Spider Toxin Electrocutes European Roaches
If you live in Germany and you have a roach problem, think about raising some pet spiders.
New research reveals that spider toxin "electrocute" German cockroaches. However, spider toxins do nothing to American cockroaches.
Researchers said the latest findings suggest that naturally occurring insect toxins can be used to target specific pests without harming beneficial insects like bees.
"Most insecticides used today take a carpet-bombing approach, killing indiscriminately and sometimes even hurting humans and other animals," lead researcher Frank Bosmans, Ph.D., an assistant professor of physiology at the Johns Hopkins University School of Medicine, said in a news release. "The more specific a toxin's target, the less dangerous it is for everything else."
Scientists tested the effect of Dc1a on proteins from American and German cockroaches.
While the proteins reacted very weakly on American roaches, researchers found that it devastated German roaches.
After analyzing proteins called sodium channels, which are found in the outer region of nerve cells throughout the body, Bosmans and his team found that exposure to Dc1a led to a significantly increase in the channels' activity in German cockroaches.
"Sodium poured into the cells.

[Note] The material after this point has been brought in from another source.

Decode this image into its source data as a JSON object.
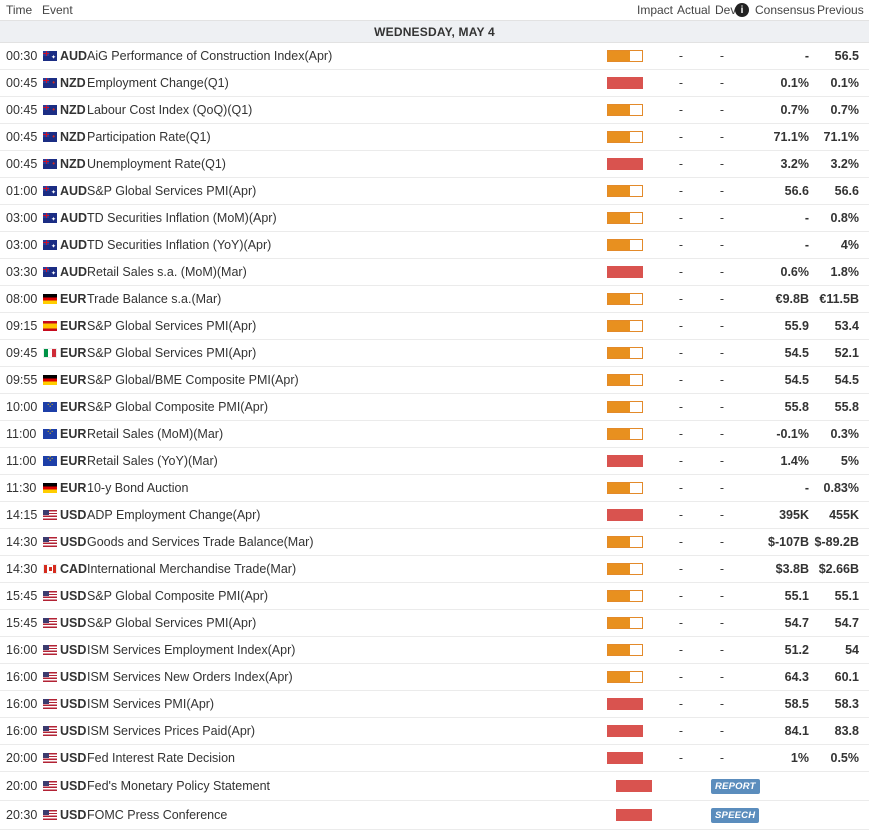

In a bug, that would cause massive seizures, much like being electrocuted," says Bosmans. "Luckily, the toxin doesn't act on human sodium channels."